#### SUPPLIED INFORMATION:
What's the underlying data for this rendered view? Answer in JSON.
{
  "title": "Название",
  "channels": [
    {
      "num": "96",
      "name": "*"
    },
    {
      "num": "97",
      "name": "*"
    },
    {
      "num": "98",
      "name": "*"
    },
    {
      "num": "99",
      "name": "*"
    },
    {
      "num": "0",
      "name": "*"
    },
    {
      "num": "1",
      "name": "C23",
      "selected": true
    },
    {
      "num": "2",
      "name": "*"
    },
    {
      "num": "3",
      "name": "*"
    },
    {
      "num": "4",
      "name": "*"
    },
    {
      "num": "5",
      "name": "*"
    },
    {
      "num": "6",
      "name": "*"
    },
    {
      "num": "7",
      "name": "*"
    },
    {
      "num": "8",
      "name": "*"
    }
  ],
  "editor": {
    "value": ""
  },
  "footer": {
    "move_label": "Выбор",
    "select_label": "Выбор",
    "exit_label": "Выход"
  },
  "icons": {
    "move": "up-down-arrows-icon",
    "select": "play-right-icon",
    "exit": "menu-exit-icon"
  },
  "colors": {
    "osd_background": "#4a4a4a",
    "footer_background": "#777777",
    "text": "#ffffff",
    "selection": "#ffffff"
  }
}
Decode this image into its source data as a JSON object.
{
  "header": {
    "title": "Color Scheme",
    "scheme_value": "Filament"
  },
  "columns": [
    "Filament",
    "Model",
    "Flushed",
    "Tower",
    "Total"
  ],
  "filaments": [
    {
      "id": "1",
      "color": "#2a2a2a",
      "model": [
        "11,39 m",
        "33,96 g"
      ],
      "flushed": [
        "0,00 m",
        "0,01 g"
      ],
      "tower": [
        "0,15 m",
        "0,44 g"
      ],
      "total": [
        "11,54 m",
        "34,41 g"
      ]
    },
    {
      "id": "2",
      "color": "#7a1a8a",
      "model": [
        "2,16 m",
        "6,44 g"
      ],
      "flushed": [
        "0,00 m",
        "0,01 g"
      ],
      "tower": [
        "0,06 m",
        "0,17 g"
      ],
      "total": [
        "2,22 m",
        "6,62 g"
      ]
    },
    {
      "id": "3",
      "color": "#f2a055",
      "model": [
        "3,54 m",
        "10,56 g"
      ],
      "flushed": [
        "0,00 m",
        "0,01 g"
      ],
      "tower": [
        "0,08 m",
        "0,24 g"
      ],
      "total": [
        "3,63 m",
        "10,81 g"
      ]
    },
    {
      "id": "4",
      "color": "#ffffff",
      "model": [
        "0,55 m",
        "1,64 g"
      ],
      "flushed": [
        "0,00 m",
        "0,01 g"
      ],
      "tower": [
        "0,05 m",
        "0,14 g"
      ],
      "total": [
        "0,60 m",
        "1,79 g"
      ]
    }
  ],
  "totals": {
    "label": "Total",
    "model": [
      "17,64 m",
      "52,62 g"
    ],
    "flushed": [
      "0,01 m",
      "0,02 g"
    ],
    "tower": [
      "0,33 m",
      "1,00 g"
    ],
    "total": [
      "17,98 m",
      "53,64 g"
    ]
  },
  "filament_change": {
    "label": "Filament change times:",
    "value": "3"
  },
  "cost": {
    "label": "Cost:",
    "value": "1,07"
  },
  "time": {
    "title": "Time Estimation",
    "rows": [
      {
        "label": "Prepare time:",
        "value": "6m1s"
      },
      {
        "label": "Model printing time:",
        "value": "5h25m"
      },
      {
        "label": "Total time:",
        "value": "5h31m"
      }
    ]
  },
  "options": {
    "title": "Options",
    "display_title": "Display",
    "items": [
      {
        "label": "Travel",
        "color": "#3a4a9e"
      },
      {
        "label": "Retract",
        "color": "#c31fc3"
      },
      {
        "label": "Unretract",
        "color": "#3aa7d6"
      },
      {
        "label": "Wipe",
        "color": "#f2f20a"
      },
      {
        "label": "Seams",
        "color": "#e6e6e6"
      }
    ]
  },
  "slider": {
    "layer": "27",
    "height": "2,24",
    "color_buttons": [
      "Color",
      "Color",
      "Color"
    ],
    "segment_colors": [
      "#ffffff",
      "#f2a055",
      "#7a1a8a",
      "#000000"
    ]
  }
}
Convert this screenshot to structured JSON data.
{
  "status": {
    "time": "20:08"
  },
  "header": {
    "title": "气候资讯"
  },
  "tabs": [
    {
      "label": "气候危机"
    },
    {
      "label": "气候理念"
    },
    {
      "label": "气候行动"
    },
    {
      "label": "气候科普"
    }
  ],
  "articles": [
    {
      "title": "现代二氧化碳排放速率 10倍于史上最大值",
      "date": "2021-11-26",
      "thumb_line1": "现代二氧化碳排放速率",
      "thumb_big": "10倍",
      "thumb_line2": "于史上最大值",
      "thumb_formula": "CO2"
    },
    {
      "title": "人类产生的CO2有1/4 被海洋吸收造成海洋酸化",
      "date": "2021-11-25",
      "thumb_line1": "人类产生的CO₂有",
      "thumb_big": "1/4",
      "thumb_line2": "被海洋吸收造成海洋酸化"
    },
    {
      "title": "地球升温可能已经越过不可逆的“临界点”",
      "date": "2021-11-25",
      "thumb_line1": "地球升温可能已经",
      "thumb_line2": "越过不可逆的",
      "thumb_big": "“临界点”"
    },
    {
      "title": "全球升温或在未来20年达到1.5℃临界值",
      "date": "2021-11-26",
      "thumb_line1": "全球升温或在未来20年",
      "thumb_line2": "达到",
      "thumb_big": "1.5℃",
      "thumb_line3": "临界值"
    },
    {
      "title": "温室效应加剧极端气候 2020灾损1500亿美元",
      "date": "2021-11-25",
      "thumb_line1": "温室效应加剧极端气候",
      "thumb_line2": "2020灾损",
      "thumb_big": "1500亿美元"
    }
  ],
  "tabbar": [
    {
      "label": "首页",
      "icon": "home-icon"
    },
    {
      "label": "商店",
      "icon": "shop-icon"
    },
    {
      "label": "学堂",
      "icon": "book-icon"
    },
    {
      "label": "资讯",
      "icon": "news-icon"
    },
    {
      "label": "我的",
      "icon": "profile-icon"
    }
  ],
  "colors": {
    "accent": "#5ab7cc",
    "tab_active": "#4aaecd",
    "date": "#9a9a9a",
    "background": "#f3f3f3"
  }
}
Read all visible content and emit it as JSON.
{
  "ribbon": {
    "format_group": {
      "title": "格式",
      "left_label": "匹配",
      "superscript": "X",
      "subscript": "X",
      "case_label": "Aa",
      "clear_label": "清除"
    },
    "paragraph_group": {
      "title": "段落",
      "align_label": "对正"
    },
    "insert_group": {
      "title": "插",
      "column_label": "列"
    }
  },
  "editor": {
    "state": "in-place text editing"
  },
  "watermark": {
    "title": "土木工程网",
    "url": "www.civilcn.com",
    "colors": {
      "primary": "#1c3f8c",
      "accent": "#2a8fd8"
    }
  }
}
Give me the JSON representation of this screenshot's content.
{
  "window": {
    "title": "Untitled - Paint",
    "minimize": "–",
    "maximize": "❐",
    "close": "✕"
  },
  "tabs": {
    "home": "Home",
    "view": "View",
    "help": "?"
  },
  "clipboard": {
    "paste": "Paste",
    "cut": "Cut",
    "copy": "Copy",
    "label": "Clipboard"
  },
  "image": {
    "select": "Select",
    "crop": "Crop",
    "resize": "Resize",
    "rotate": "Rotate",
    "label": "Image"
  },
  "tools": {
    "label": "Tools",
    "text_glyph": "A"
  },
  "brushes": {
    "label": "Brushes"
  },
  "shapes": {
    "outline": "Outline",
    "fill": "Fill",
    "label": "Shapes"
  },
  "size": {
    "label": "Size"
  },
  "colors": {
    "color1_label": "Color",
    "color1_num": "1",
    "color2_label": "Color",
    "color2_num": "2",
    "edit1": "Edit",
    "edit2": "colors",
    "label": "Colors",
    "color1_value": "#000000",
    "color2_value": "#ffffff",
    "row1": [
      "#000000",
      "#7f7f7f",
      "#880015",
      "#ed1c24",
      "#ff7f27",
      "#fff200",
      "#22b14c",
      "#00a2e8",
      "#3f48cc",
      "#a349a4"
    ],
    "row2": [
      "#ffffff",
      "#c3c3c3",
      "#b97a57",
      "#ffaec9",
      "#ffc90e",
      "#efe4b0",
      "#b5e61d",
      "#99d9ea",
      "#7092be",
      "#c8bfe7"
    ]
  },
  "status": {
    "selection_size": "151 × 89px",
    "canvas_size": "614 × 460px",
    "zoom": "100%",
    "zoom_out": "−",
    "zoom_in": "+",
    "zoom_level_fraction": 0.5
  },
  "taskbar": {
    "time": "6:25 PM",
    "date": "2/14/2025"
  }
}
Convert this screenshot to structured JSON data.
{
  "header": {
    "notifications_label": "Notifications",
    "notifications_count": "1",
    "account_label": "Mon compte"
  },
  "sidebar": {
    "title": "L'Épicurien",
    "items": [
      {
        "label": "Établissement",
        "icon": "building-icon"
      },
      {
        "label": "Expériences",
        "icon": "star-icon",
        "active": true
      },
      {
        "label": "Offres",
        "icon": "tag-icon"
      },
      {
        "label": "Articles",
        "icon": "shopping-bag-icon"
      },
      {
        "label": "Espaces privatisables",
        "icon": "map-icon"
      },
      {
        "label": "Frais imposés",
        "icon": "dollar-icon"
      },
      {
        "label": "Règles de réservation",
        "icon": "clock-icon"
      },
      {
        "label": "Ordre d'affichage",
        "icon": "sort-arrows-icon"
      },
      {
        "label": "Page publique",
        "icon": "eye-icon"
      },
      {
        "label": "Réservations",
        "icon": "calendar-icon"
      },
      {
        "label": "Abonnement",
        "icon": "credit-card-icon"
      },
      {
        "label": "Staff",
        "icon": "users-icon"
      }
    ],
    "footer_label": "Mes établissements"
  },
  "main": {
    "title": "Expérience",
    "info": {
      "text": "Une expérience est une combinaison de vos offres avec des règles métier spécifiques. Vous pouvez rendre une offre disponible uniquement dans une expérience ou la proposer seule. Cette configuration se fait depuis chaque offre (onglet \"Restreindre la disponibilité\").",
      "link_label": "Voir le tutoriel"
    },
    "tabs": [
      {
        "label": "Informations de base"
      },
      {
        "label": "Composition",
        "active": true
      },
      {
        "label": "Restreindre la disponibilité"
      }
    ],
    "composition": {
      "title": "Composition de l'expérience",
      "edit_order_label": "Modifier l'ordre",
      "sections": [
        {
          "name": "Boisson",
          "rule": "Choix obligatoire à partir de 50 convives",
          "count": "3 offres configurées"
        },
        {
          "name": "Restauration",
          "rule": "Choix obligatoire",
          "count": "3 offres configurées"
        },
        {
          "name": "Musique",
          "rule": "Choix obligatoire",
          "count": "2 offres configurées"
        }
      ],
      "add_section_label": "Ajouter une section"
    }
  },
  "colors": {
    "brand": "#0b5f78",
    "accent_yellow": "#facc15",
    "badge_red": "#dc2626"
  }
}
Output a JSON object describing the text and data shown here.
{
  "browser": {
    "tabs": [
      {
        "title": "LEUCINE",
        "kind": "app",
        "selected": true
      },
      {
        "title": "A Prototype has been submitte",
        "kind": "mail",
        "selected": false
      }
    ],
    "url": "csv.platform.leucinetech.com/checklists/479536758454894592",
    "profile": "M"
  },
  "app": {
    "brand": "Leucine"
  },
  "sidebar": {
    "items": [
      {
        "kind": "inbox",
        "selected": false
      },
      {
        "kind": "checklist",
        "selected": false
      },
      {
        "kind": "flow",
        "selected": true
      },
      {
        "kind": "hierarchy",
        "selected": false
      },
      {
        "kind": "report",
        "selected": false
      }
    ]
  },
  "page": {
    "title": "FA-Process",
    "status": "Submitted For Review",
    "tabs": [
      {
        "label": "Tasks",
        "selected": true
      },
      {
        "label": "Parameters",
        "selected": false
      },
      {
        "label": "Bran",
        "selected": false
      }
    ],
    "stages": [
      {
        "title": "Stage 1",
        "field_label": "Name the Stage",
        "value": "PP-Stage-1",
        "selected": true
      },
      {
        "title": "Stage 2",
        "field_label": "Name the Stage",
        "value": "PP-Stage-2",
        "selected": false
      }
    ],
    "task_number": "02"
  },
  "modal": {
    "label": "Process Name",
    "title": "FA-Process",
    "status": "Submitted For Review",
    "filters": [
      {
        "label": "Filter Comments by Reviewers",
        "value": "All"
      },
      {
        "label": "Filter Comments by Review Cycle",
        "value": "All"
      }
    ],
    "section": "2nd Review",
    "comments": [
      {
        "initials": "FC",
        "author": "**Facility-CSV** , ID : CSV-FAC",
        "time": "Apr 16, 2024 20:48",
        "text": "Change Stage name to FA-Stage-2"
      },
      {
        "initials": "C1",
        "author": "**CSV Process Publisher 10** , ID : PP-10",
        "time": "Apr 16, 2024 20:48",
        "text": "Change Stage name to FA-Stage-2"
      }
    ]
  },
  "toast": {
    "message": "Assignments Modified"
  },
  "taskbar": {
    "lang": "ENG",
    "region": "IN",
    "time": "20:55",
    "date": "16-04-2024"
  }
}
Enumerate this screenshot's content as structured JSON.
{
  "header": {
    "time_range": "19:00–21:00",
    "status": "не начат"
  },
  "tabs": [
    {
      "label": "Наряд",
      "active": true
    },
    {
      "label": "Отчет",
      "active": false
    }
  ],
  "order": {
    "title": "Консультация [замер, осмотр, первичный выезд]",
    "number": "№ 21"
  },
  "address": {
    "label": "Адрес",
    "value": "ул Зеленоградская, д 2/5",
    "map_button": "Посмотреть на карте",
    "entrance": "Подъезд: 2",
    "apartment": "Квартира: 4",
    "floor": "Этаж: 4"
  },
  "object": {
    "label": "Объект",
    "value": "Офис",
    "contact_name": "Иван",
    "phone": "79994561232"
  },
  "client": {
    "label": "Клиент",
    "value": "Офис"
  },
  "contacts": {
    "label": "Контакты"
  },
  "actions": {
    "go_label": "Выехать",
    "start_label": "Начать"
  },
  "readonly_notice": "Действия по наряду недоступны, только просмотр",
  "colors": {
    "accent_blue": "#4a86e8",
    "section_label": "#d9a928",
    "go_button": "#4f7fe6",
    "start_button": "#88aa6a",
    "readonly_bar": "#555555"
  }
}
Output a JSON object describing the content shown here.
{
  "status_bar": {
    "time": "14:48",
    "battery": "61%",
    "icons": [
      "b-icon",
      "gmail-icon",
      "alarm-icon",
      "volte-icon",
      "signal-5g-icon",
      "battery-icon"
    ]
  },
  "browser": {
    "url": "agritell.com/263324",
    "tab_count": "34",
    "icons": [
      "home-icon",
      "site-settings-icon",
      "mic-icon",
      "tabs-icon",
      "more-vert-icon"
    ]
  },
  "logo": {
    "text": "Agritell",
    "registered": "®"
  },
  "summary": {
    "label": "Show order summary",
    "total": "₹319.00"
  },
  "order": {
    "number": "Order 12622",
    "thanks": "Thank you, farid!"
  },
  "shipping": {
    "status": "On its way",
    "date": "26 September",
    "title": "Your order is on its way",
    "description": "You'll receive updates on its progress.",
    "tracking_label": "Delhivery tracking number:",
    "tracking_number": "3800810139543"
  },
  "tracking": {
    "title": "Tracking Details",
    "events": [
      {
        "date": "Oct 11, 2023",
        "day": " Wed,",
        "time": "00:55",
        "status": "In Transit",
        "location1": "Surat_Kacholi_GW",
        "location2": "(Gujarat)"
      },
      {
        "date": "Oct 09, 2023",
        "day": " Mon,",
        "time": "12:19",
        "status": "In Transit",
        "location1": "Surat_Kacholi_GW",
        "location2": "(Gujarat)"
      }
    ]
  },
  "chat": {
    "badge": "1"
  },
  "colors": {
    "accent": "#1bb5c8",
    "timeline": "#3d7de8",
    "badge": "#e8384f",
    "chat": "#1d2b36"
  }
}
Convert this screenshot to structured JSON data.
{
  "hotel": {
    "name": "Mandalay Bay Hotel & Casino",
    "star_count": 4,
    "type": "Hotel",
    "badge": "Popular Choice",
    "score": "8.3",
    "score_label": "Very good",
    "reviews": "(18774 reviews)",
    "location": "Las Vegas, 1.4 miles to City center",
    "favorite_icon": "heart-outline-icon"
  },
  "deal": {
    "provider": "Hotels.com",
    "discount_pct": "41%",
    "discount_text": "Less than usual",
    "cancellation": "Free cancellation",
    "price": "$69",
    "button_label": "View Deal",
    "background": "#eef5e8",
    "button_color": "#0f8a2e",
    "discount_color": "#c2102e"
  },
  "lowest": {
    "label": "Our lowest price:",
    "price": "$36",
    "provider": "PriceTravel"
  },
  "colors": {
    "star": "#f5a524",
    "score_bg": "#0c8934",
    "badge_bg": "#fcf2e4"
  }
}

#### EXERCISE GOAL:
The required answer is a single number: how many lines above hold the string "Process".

#### SOLUTION FOR THIS TASK:
4